Robb: Certainly there’s Left 4 Dead DNA in here, yeah. The original idea actually predates Left 4 Dead, though. It predates Turtle Rock entirely. This is something that Chris, my partner, and myself and a few guys have been talking about for a long time. We just never had the hardware to be able to realize the vision.
GamesBeat: What part of it takes all that hardware power?
Robb: In order for the monster to be able to do its thing, it needs to be able to hide. We wanted to have these lush alien environments, full of foliage and stuff like that. Right there, you’ve got a lot of — it’s just pushing a lot of polygons and a lot of objects around. On top of that, besides the monster and the four players, you have a lot of A.I. happening around all the wildlife. That’s expensive as well. In general, it looks like it looks. [Laughs]
We worked on this a long time. It’s one of those things where — once we got it working on the previous generation of hardware, we said, “Well, this looks OK, but it’s going to present itself much better on the next generation.”
GamesBeat: It seems like you can only make a boss so smart. The A.I. is always going to be not quite as good as a human being.
Robb: Fair enough, for sure. We’re certainly doing our best. We felt like we did a pretty good job on Left 4 Dead. We’re trying to push it with this one, to make sure that if you want that experience, it’ll be just as gratifying.

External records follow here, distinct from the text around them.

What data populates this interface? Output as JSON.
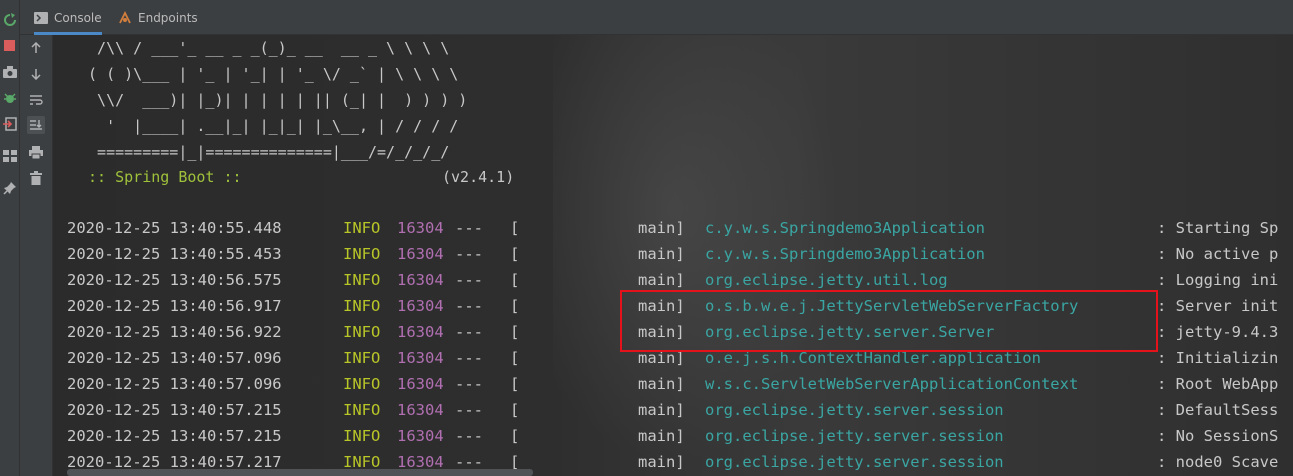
{
  "tabs": [
    {
      "label": "Console",
      "icon": "console-icon",
      "active": true
    },
    {
      "label": "Endpoints",
      "icon": "endpoints-icon",
      "active": false
    }
  ],
  "left_toolbar": [
    "rerun-icon",
    "stop-icon",
    "camera-icon",
    "debug-icon",
    "exit-icon",
    "layout-icon",
    "pin-icon"
  ],
  "console_toolbar": [
    "up-arrow-icon",
    "down-arrow-icon",
    "soft-wrap-icon",
    "scroll-to-end-icon",
    "print-icon",
    "trash-icon"
  ],
  "banner": [
    "  /\\\\ / ___'_ __ _ _(_)_ __  __ _ \\ \\ \\ \\",
    " ( ( )\\___ | '_ | '_| | '_ \\/ _` | \\ \\ \\ \\",
    "  \\\\/  ___)| |_)| | | | | || (_| |  ) ) ) )",
    "   '  |____| .__|_| |_|_| |_\\__, | / / / /",
    "  =========|_|==============|___/=/_/_/_/"
  ],
  "boot_label": " :: Spring Boot ::",
  "boot_version": "(v2.4.1)",
  "log_lines": [
    {
      "ts": "2020-12-25 13:40:55.448",
      "level": "INFO",
      "pid": "16304",
      "sep": "---",
      "bracket": "[",
      "thread": "main]",
      "logger": "c.y.w.s.Springdemo3Application",
      "msg": ": Starting Sp"
    },
    {
      "ts": "2020-12-25 13:40:55.453",
      "level": "INFO",
      "pid": "16304",
      "sep": "---",
      "bracket": "[",
      "thread": "main]",
      "logger": "c.y.w.s.Springdemo3Application",
      "msg": ": No active p"
    },
    {
      "ts": "2020-12-25 13:40:56.575",
      "level": "INFO",
      "pid": "16304",
      "sep": "---",
      "bracket": "[",
      "thread": "main]",
      "logger": "org.eclipse.jetty.util.log",
      "msg": ": Logging ini"
    },
    {
      "ts": "2020-12-25 13:40:56.917",
      "level": "INFO",
      "pid": "16304",
      "sep": "---",
      "bracket": "[",
      "thread": "main]",
      "logger": "o.s.b.w.e.j.JettyServletWebServerFactory",
      "msg": ": Server init"
    },
    {
      "ts": "2020-12-25 13:40:56.922",
      "level": "INFO",
      "pid": "16304",
      "sep": "---",
      "bracket": "[",
      "thread": "main]",
      "logger": "org.eclipse.jetty.server.Server",
      "msg": ": jetty-9.4.3"
    },
    {
      "ts": "2020-12-25 13:40:57.096",
      "level": "INFO",
      "pid": "16304",
      "sep": "---",
      "bracket": "[",
      "thread": "main]",
      "logger": "o.e.j.s.h.ContextHandler.application",
      "msg": ": Initializin"
    },
    {
      "ts": "2020-12-25 13:40:57.096",
      "level": "INFO",
      "pid": "16304",
      "sep": "---",
      "bracket": "[",
      "thread": "main]",
      "logger": "w.s.c.ServletWebServerApplicationContext",
      "msg": ": Root WebApp"
    },
    {
      "ts": "2020-12-25 13:40:57.215",
      "level": "INFO",
      "pid": "16304",
      "sep": "---",
      "bracket": "[",
      "thread": "main]",
      "logger": "org.eclipse.jetty.server.session",
      "msg": ": DefaultSess"
    },
    {
      "ts": "2020-12-25 13:40:57.215",
      "level": "INFO",
      "pid": "16304",
      "sep": "---",
      "bracket": "[",
      "thread": "main]",
      "logger": "org.eclipse.jetty.server.session",
      "msg": ": No SessionS"
    },
    {
      "ts": "2020-12-25 13:40:57.217",
      "level": "INFO",
      "pid": "16304",
      "sep": "---",
      "bracket": "[",
      "thread": "main]",
      "logger": "org.eclipse.jetty.server.session",
      "msg": ": node0 Scave"
    }
  ],
  "colors": {
    "timestamp": "#c8c8c8",
    "level": "#b9c627",
    "pid": "#b06fb0",
    "logger": "#3aa6a3",
    "boot": "#9fc23b",
    "highlight": "#e4121b"
  }
}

Let’s be honest. This is a multiplayer game. Multiplayer is in its genes. Any multiplayer game is always going to be best when it’s played the way it was envisioned. But we certainly understand that not everyone has that comfort level going online into that competitive environment. We want to make sure that the people with those kinds of tastes who buy the game get their money’s worth.
GamesBeat: The asymmetric quality of it is interesting, too. You expect things to usually be balanced for an even number of players these days.
Robb: Exactly. That’s one of the new things we wanted to try. We’d never seen it done on this level, or done as well as we’re pulling off. That’s what gives it a unique flavor.
Above: Monster prepares to charge in Evolve
Image Credit: 2K Games
GamesBeat: You get a lot of variety with all these things, like weapons and types of monsters.
Robb: Yeah, for sure. We have a lot of environments. We have a lot of different hunters. Like I said in the presentation, each hunter is very distinct. You got to play the monster, but when you go back, you’ll get to play the hunters.
GamesBeat: The medic was pretty annoying for me there. I was trying to kill the medic the whole time.
Robb: For sure. That’s a completely valid strategy. A lot of people use that. It’s particularly valid because she’s really good at keeping people up. The other thing is that she’s very visible. You can see that green beam – oh, there she is! That’s a valid approach.
But a lot of the time it’s going to depend on who’s playing. There are some really good Griffin players out there that are excellent with the harpoon gun. They can get irritating. A lot of people will go after him first because he limits your movement. Once you take care of that, you’re free to move and go after whoever you feel like is the next biggest threat.
We didn’t ever want this to be formulaic – like, “The way to win is to kill the medic first, always.” We want all the players to have to look at the battlefield and see what’s going on. “That guy’s doing really well, I’m going after him.” It’s not always the same.
GamesBeat: The monster in this level couldn’t really kill with one swipe. Is that always the case, that the monster has to get a few shots in?
Robb: When you get to stage three, you’re able to do a lot more damage. But ultimately, just for balance purposes, it wouldn’t be much fun for the hunters if they got one-shotted all the time. If you can get a critical hit, it can take them down a lot. A lot of the time, what monster players do is they focus on one guy and get him down. Once you’ve got a guy down, it’s like in Left 4 Dead. If one of the survivors goes down, the chances of getting to the end get much lower. The team is a balanced chair. Knock one of the legs out, and it starts to go over.